The MX 560's are also very comfortable in the ear. I usually don't get on with earbuds - I find that they pull uncomfortably on my ears and make them ache after a while - but these felt fine the entire time I was listening to them. They don't have the slightly soft rubber trim around the edge that iPod headphones do, but that doesn't seem to matter. You'll be able to wear these for hours on end if you want, without having to pull them out, grimacing in pain after half an hour or so. I also like the way the tails are long and slightly curved, which helps to keep them firmly and snugly in place.
More importantly than all this, however, is that, unlike the headphones they'll be replacing (or all those sheep-like iPod owners), the MX 560's are far from woolly. They have a full, rich sound that belies the low price tag. Sennheiser makes great play over the MX 560s' 'Basswind' system, claiming thumping yet clean bass. And they're certainly a lot better than a pair of iPod headphones in this respect - for the purposes of this review, I performed back-to-back analysis with a third generation iPod nano and its bundled white earbuds and there's simply no comparison.
A blast of Hiromi from her outlandish album Hiromi's Sonicbloom bore this out. Its electric bass guitar bottom end is a good way to gauge not only bass quality, but also bass weight. It's more defined, and more juicy-sounding with the MX 560's than with the iPod headphones. Although the MX 560's don't produce what I'd call thumping bass - if you want that, buy a pair of Koss SportaPros or PortaPros - for the money they still sound very impressive.
Moving on to something gentler, like a touch of jazz courtesy of the wonderful Diana Krall, and the MX 560's start to reveal their true colours. The full sound you get out of these when compared to the iPod headphones has more presence, more immediacy and more depth of sound. They're altogether richer, and you can pick a surprising amount of detail out of a track if your surroundings aren't too noisy. The iPod headphones, however, sound as if you're listening with an Aran sweater wrapped around your head.
Where the MX 560's don't fare so well is big sounding metal or guitar rock. They have an extremely clean sound, but can sound a little dry when fed with more complex material. Metallica's classic Nothing Else Matters, for example, lacks a little drive, warmth and richness when compared to the similar priced over-the-ear SportaPros. But they're still miles better than the Apple phones.
The MX 560's are not the perfect headphones then, but if you're looking for a pair to replace your knackered white earbuds, they're a pretty good deal.

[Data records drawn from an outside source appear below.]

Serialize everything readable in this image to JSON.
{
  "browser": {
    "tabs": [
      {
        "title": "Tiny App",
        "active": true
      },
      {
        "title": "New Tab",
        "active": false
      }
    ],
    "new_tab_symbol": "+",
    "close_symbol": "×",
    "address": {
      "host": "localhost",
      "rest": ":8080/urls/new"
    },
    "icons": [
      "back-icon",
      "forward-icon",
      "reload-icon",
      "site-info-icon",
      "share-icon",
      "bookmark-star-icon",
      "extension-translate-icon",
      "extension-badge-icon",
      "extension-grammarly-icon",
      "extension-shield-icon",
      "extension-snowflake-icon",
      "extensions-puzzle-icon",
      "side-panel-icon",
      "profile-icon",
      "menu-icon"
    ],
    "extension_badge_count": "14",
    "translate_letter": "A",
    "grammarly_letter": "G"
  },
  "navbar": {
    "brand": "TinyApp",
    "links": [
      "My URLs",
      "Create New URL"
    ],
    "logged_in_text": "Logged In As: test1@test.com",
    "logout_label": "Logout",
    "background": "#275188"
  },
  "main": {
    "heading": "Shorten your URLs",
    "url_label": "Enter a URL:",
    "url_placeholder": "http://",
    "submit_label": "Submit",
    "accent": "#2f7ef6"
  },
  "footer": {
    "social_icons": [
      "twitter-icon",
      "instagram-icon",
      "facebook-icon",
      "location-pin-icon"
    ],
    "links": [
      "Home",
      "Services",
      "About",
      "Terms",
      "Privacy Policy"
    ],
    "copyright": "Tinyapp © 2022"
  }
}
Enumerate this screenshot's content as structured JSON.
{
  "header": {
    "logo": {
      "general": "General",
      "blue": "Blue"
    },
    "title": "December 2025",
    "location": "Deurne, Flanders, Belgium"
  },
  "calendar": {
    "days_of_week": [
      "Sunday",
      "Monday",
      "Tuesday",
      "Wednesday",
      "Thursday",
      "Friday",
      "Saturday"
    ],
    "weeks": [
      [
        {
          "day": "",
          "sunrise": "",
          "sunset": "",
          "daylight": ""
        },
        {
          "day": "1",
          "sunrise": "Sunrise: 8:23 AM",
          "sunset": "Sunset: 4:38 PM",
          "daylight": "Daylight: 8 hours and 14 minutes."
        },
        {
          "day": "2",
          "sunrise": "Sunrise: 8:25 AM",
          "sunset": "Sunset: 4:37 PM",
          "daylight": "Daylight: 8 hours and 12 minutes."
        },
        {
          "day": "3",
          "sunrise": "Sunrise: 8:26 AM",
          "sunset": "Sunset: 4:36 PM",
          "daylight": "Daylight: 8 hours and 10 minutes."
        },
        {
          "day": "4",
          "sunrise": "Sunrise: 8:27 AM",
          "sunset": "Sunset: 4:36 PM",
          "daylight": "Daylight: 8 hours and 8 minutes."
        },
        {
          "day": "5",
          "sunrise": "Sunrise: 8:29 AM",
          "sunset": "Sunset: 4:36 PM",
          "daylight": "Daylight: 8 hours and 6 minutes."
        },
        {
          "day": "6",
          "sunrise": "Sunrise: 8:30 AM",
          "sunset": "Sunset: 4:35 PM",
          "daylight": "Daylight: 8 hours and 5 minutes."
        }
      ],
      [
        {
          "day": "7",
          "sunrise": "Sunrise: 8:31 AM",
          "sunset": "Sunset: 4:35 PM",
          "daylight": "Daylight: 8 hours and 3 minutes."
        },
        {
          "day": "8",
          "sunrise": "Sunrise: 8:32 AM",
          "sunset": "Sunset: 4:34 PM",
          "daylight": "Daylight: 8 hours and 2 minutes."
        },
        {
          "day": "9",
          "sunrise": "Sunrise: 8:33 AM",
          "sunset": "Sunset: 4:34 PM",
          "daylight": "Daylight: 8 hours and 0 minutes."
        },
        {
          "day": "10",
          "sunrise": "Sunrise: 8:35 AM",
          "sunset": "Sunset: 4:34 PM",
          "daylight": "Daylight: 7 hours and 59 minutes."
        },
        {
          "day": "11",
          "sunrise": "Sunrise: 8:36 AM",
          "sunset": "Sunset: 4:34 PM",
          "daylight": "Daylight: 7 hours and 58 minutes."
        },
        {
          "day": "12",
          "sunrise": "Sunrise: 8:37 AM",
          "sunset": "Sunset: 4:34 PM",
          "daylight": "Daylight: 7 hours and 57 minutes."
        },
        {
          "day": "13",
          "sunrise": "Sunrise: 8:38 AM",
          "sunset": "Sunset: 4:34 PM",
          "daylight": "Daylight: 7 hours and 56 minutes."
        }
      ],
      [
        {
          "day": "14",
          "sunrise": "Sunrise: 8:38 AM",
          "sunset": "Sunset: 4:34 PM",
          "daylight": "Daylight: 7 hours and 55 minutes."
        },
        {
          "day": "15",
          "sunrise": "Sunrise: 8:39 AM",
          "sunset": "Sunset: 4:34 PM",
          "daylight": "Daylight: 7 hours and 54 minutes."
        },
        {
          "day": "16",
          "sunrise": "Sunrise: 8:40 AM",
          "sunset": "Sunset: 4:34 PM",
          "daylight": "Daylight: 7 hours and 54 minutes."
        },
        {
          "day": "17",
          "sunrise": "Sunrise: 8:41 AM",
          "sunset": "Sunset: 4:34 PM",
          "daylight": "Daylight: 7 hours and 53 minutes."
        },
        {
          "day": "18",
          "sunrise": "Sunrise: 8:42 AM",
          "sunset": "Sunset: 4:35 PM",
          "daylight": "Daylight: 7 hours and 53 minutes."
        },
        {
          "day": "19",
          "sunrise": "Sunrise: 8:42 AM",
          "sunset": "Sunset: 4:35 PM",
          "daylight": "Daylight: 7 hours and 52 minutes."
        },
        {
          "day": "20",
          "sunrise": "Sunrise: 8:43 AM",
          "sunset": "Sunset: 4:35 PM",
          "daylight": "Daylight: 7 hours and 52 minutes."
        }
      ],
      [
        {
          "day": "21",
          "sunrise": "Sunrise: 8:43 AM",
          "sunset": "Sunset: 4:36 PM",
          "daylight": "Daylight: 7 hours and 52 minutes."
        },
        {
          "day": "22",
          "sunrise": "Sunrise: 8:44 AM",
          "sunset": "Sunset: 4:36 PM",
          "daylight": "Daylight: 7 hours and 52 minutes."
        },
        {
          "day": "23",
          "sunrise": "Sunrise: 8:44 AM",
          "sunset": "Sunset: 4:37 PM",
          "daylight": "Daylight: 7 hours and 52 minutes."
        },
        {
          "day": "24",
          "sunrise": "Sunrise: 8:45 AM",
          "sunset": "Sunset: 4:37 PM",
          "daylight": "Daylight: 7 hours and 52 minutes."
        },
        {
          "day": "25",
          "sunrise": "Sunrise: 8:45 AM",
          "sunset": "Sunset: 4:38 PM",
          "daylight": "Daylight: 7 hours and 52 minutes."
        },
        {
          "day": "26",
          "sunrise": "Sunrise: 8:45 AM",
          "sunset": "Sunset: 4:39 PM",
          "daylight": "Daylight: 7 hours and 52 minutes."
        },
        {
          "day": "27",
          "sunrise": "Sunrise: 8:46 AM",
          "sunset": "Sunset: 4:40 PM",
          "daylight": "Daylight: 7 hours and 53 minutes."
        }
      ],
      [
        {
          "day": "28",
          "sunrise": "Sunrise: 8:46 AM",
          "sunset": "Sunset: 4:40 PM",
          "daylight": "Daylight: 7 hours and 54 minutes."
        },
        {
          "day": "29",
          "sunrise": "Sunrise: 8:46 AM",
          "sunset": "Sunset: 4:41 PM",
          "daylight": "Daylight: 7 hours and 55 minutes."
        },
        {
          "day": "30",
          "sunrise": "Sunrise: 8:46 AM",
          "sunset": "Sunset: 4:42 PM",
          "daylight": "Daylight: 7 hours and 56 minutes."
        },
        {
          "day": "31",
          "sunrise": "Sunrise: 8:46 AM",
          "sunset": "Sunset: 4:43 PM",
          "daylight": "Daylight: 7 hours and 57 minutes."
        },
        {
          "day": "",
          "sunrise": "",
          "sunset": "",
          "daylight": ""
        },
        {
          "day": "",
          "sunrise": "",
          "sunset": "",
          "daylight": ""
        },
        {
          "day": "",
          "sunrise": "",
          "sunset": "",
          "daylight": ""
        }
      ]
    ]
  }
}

You get a decent range of accessories with them, sound quality is excellent for most types and they're very comfy to wear. My favourite budget headphones are still the venerable Koss SportaPros for pure sound quality, but if you buy a pair of these you won't be disappointed.